# Required action:
Please set out each line below exactly as it stands, without the images.

# Data to examine:
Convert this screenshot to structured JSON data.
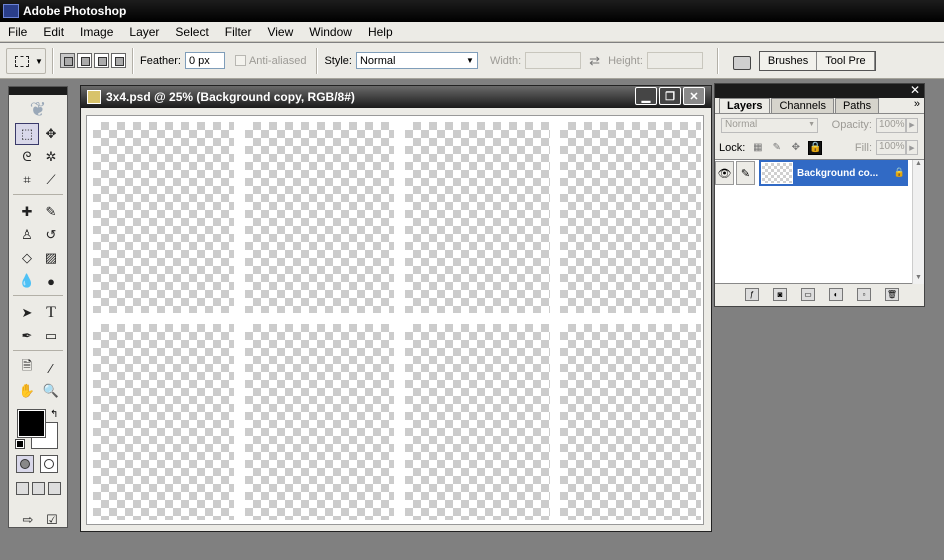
{
  "app": {
    "title": "Adobe Photoshop"
  },
  "menu": [
    "File",
    "Edit",
    "Image",
    "Layer",
    "Select",
    "Filter",
    "View",
    "Window",
    "Help"
  ],
  "options": {
    "feather_label": "Feather:",
    "feather_value": "0 px",
    "anti_aliased_label": "Anti-aliased",
    "style_label": "Style:",
    "style_value": "Normal",
    "width_label": "Width:",
    "height_label": "Height:",
    "well_tabs": [
      "Brushes",
      "Tool Pre"
    ]
  },
  "document": {
    "title": "3x4.psd @ 25% (Background copy, RGB/8#)"
  },
  "layers_palette": {
    "tabs": [
      "Layers",
      "Channels",
      "Paths"
    ],
    "blend_mode": "Normal",
    "opacity_label": "Opacity:",
    "opacity_value": "100%",
    "lock_label": "Lock:",
    "fill_label": "Fill:",
    "fill_value": "100%",
    "layers": [
      {
        "name": "Background co..."
      }
    ]
  },
  "colors": {
    "foreground": "#000000",
    "background": "#ffffff",
    "selection": "#316ac5"
  },
  "icons": {
    "toolbox": [
      "marquee",
      "move",
      "lasso",
      "magic-wand",
      "crop",
      "slice",
      "healing",
      "brush",
      "clone-stamp",
      "history-brush",
      "eraser",
      "gradient",
      "blur",
      "dodge",
      "path-select",
      "type",
      "pen",
      "shape",
      "notes",
      "eyedropper",
      "hand",
      "zoom"
    ]
  }
}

# Task result:
Convert this screenshot to structured JSON data.
{
  "app": {
    "title": "Adobe Photoshop"
  },
  "menu": [
    "File",
    "Edit",
    "Image",
    "Layer",
    "Select",
    "Filter",
    "View",
    "Window",
    "Help"
  ],
  "options": {
    "feather_label": "Feather:",
    "feather_value": "0 px",
    "anti_aliased_label": "Anti-aliased",
    "style_label": "Style:",
    "style_value": "Normal",
    "width_label": "Width:",
    "height_label": "Height:",
    "well_tabs": [
      "Brushes",
      "Tool Pre"
    ]
  },
  "document": {
    "title": "3x4.psd @ 25% (Background copy, RGB/8#)"
  },
  "layers_palette": {
    "tabs": [
      "Layers",
      "Channels",
      "Paths"
    ],
    "blend_mode": "Normal",
    "opacity_label": "Opacity:",
    "opacity_value": "100%",
    "lock_label": "Lock:",
    "fill_label": "Fill:",
    "fill_value": "100%",
    "layers": [
      {
        "name": "Background co..."
      }
    ]
  },
  "colors": {
    "foreground": "#000000",
    "background": "#ffffff",
    "selection": "#316ac5"
  },
  "icons": {
    "toolbox": [
      "marquee",
      "move",
      "lasso",
      "magic-wand",
      "crop",
      "slice",
      "healing",
      "brush",
      "clone-stamp",
      "history-brush",
      "eraser",
      "gradient",
      "blur",
      "dodge",
      "path-select",
      "type",
      "pen",
      "shape",
      "notes",
      "eyedropper",
      "hand",
      "zoom"
    ]
  }
}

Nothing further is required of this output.